Everyone did their introduction, and after a stop or two for supplies, we finally made it to the last town before the National Park. A lot of people brought a lot of alcohol. I brought some more snacks, and a copy of USA Today, but that was it. We watched an IMAX film on the Grand Canyon in a town that has no more than 10 buildings. And there was an IMAX. Rather strange. The movie was very good – but not so good that you felt the need to applaud the screen, though some Americans did.
And then, finally, we went into the Grand Canyon National Park. The drive to our cabins was reasonably long – but beautiful. You go through a very old forest, dense and green. It’s like a movie set, where there were perfectly positioned trees fallen over, animals, creeks, and clearings. Then you get to the area where there are visitor centres, cabins, a canteen, a restaurant, and some other administration building. Between them, you get your first glimpse of the Canyon. It wasn’t much to judge the whole thing by, but when I saw it, it look majestic.
We were dropped off at our cabins, on the North rim, where we unpacked, and I quickly grabbed my camera, my Akubra hat (which I had been wearing all round Vegas, and would wear everywhere we went), and started out. I went out alone to go and (as I put it) get some thinking done. This holiday was a chance to get away from ‘it all’ back home. I thought that some alone time here would be a chance to have one of those needed reflective moments. I started walking while the sun was past high, and went North. I intended to watch the sun set from the best position possible – 7 miles down the path (as the map said) where there was a shoulder on the rim that jutted out further than the others.

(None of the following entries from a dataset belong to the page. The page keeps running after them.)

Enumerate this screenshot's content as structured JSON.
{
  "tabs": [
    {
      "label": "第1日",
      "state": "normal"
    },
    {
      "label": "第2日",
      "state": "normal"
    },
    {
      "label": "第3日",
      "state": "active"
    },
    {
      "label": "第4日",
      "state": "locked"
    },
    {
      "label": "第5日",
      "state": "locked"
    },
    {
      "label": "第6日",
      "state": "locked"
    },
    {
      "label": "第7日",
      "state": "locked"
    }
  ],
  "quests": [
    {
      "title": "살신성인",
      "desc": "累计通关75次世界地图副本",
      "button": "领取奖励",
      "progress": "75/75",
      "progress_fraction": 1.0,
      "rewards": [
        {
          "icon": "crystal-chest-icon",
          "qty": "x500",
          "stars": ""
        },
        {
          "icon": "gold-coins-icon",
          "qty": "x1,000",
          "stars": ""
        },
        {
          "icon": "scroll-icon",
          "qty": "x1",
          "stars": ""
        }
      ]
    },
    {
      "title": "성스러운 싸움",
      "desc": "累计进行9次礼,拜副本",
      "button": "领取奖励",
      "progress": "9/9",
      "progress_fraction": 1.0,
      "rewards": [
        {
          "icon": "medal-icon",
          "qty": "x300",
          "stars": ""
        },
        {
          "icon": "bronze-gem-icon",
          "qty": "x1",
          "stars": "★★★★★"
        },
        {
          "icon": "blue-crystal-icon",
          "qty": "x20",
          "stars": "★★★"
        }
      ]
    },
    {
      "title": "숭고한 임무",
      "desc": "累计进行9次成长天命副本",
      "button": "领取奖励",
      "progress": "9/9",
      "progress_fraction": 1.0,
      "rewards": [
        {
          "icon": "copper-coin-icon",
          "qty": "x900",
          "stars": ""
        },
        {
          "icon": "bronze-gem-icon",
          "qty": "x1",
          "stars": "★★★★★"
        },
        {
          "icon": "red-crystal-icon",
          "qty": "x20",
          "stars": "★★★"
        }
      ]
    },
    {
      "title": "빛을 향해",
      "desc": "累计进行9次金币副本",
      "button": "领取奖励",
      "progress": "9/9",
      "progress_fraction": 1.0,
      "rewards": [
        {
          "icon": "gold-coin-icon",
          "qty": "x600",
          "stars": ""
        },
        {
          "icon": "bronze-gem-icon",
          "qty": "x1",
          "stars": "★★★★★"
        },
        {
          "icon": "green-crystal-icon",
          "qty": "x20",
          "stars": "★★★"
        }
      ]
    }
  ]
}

Anyone who says that the Grand Canyon is just a hole in the ground obviously doesn’t appreciate some of the more amazing sights that the world has to offer. I was taken aback at how great a sight it was. It was extremely impressive. I don’t think I can describe it in such a way to make you comprehend how great it is. Nor can photos or videos. You really have to see it to get any idea of what I’m talking about.
I didn’t see anyone I knew from the tour on my walk – and I was somewhat glad. Occasionally I’d stop to just enjoy the view. I’d walk off the track, into the rough, and towards the edge where you could invariably find a rock to sit on and just watch. Eventually I made the shoulder with a decent amount of time to spare. Two people had staked out the prime position before me: Right on the very edge, with legs dangling over into the vast space below. I didn’t mind, and took a seat on a bench that was nearer to the path, and waited. An American family rocked up, and the kids and father went to the edge while the mother sat on the bench. We had a good conversation for 15 minutes or so, then they were on their way.
More people came and went, but only myself and that couple on the edge were the constants. We knew that this was the place to be. When the sunset was drawing nearer, I went and took up a position near the point of the shoulder and took many a photo as the sun dipped below the horizon. When all that lit the sky and canyon was an orange glow, I let out a breath I didn’t know I was holding and realised that I had just watched the sun set over the Grand Canyon.
By the time I returned to my cabin, it was pitch black, and no one from the tour group was in sight. I didn’t mind, still being in an ‘isolated’ mood, and bunkered down for the night. I didn’t want to go out to tea, so settled with some snacks I had brought at WalMart prior to the Grand Canyon, and watched television until I started to fall asleep. I was eager to get an early night because the next morning I was signed up for one of the best optional activities that was available – a helicopter flight through the Grand Canyon.